Task to carry out:
Copy the records below exactly as they are written.

=== Section Start ===

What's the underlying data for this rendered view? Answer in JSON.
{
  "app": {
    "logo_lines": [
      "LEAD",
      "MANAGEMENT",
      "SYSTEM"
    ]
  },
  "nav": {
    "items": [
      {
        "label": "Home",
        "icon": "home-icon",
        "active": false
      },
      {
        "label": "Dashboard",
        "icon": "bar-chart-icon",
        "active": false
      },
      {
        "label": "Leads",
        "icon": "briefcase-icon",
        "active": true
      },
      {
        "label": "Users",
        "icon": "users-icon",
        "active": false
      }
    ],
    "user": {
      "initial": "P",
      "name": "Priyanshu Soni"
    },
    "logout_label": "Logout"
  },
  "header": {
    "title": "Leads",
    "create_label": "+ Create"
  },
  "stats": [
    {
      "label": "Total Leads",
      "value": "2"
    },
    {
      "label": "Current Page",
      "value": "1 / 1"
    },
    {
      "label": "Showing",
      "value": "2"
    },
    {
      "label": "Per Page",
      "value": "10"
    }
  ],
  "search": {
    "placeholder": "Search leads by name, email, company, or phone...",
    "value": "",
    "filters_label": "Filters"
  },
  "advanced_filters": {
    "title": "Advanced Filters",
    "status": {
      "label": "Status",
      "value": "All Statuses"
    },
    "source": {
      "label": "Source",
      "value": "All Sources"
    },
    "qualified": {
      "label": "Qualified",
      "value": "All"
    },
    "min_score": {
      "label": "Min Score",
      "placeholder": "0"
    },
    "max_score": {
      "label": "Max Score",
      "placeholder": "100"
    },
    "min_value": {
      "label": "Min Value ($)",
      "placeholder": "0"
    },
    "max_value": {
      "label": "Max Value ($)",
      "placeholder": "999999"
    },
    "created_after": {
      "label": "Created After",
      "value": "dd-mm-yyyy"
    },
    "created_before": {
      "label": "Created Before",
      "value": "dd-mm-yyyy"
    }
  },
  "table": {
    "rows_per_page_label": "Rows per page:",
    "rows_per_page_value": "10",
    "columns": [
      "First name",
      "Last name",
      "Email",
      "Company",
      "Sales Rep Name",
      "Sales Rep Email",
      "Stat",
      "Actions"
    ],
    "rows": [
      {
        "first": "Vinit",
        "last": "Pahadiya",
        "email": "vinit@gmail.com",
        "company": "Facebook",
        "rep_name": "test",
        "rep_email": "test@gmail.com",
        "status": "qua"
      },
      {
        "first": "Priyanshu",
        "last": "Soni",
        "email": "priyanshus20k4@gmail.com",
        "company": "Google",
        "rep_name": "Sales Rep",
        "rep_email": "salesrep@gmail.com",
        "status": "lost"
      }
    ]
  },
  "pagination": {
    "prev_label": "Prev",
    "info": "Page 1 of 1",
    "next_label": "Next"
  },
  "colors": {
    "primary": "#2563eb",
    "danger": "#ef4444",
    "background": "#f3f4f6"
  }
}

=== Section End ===

Written answer:
What's the underlying data for this rendered view? Answer in JSON.
{
  "app": {
    "logo_lines": [
      "LEAD",
      "MANAGEMENT",
      "SYSTEM"
    ]
  },
  "nav": {
    "items": [
      {
        "label": "Home",
        "icon": "home-icon",
        "active": false
      },
      {
        "label": "Dashboard",
        "icon": "bar-chart-icon",
        "active": false
      },
      {
        "label": "Leads",
        "icon": "briefcase-icon",
        "active": true
      },
      {
        "label": "Users",
        "icon": "users-icon",
        "active": false
      }
    ],
    "user": {
      "initial": "P",
      "name": "Priyanshu Soni"
    },
    "logout_label": "Logout"
  },
  "header": {
    "title": "Leads",
    "create_label": "+ Create"
  },
  "stats": [
    {
      "label": "Total Leads",
      "value": "2"
    },
    {
      "label": "Current Page",
      "value": "1 / 1"
    },
    {
      "label": "Showing",
      "value": "2"
    },
    {
      "label": "Per Page",
      "value": "10"
    }
  ],
  "search": {
    "placeholder": "Search leads by name, email, company, or phone...",
    "value": "",
    "filters_label": "Filters"
  },
  "advanced_filters": {
    "title": "Advanced Filters",
    "status": {
      "label": "Status",
      "value": "All Statuses"
    },
    "source": {
      "label": "Source",
      "value": "All Sources"
    },
    "qualified": {
      "label": "Qualified",
      "value": "All"
    },
    "min_score": {
      "label": "Min Score",
      "placeholder": "0"
    },
    "max_score": {
      "label": "Max Score",
      "placeholder": "100"
    },
    "min_value": {
      "label": "Min Value ($)",
      "placeholder": "0"
    },
    "max_value": {
      "label": "Max Value ($)",
      "placeholder": "999999"
    },
    "created_after": {
      "label": "Created After",
      "value": "dd-mm-yyyy"
    },
    "created_before": {
      "label": "Created Before",
      "value": "dd-mm-yyyy"
    }
  },
  "table": {
    "rows_per_page_label": "Rows per page:",
    "rows_per_page_value": "10",
    "columns": [
      "First name",
      "Last name",
      "Email",
      "Company",
      "Sales Rep Name",
      "Sales Rep Email",
      "Stat",
      "Actions"
    ],
    "rows": [
      {
        "first": "Vinit",
        "last": "Pahadiya",
        "email": "vinit@gmail.com",
        "company": "Facebook",
        "rep_name": "test",
        "rep_email": "test@gmail.com",
        "status": "qua"
      },
      {
        "first": "Priyanshu",
        "last": "Soni",
        "email": "priyanshus20k4@gmail.com",
        "company": "Google",
        "rep_name": "Sales Rep",
        "rep_email": "salesrep@gmail.com",
        "status": "lost"
      }
    ]
  },
  "pagination": {
    "prev_label": "Prev",
    "info": "Page 1 of 1",
    "next_label": "Next"
  },
  "colors": {
    "primary": "#2563eb",
    "danger": "#ef4444",
    "background": "#f3f4f6"
  }
}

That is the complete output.